How much beer of each type must be sold to minimize production costs?
To begin a problem like this, define the independent variables:
R: units of regular beer
L: units of light beer
Once the variables are established, let’s write out the objective function that must be minimized. We are minimizing production costs and the pertinent info in the problem is
The cost per unit of regular beer is 32,000 dollars and the cost per unit of light beer is 50,000 dollars.
It is easiest to work in thousands of dollars and to write the objective function as
C = 32R + 50L
There are two constraints on production. First of all, the brewery needs at least 9,000,000 dollars (9000 thousand dollars). The corresponding revenue data in the problem is
Every unit of regular beer brings in 120,000 dollars in revenue and every unit of light beer brings in 300,000 dollars in revenue.
The revenue (in thousands of dollars from R units of regular beer is 120R and from L units of light beer is 300L. This means

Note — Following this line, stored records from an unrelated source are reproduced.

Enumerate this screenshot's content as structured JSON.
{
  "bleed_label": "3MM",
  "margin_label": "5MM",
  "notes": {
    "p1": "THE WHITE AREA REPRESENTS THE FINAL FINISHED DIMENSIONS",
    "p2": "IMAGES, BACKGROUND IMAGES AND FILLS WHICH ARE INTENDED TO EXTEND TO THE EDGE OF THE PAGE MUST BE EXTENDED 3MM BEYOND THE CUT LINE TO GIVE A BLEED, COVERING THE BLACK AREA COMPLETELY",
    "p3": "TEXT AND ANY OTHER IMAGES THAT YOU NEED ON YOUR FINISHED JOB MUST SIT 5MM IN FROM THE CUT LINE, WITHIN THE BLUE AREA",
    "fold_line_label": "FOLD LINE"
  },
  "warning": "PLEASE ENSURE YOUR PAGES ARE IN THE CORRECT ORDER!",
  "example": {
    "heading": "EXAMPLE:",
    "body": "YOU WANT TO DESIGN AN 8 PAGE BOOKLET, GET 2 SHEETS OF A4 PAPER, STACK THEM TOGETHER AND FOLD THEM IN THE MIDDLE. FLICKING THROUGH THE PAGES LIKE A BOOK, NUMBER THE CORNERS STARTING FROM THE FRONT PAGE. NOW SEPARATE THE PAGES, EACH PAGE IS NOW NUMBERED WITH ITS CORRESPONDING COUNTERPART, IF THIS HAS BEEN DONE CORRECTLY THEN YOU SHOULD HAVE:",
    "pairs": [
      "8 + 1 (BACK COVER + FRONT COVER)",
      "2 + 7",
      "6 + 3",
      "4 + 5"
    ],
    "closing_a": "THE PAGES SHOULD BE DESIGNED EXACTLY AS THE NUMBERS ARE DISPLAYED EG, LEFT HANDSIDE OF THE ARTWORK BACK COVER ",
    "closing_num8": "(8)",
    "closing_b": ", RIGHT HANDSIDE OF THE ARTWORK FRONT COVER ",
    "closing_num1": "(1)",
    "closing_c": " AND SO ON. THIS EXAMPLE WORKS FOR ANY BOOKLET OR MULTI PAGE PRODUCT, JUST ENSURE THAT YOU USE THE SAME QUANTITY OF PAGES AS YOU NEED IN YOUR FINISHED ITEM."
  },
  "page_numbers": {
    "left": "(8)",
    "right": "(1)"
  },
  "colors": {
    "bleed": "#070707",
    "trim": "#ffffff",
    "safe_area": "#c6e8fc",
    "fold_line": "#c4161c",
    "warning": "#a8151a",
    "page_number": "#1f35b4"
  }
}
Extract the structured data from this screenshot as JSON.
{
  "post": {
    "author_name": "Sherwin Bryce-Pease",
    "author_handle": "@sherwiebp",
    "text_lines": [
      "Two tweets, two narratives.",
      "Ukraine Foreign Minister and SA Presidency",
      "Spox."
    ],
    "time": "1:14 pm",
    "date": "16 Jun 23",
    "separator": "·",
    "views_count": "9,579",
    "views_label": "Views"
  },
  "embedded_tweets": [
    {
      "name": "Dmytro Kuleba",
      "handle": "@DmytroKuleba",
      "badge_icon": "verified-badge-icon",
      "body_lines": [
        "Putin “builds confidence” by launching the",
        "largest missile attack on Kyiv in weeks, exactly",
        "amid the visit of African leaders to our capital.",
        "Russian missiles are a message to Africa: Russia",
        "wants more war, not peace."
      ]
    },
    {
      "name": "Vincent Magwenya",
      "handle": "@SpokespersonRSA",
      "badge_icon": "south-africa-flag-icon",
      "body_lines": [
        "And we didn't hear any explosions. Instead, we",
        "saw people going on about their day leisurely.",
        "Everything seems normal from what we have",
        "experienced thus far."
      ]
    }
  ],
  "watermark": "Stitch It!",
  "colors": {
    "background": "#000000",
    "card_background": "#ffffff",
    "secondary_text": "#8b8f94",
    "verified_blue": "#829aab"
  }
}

120R + 300L ≥ 9000
The second constraint has to do with the fact that “at least 20 additional units of beer can be sold.” If steady customers require 10 units of regular beer and the brewery produces R units total, the additional amount produced is R – 10. Similarly, the additional amount of light beer produced is L – 15. So the constraint for additional units is
R – 10 + L – 15 ≥ 20
Isolating R and L on the left side gives
R + L ≥ 45
Let’s put all of this together in a standard minimization problem:
Minimize C = 32R + 50L subject to
120R + 300L ≥ 9000
R + L ≥ 45
R ≥ 0, L ≥ 0
The last constraints are need since the amounts of beer produced can’t be negative.
With this standard minimization problem in hand, we can now apply the simplex method to find the solution. Using this technique, we find that the minimum cost is 1800 thousand dollars (1,800,000 dollars) and occurs when 25 units of regular beer and 20 units of light beer are produced.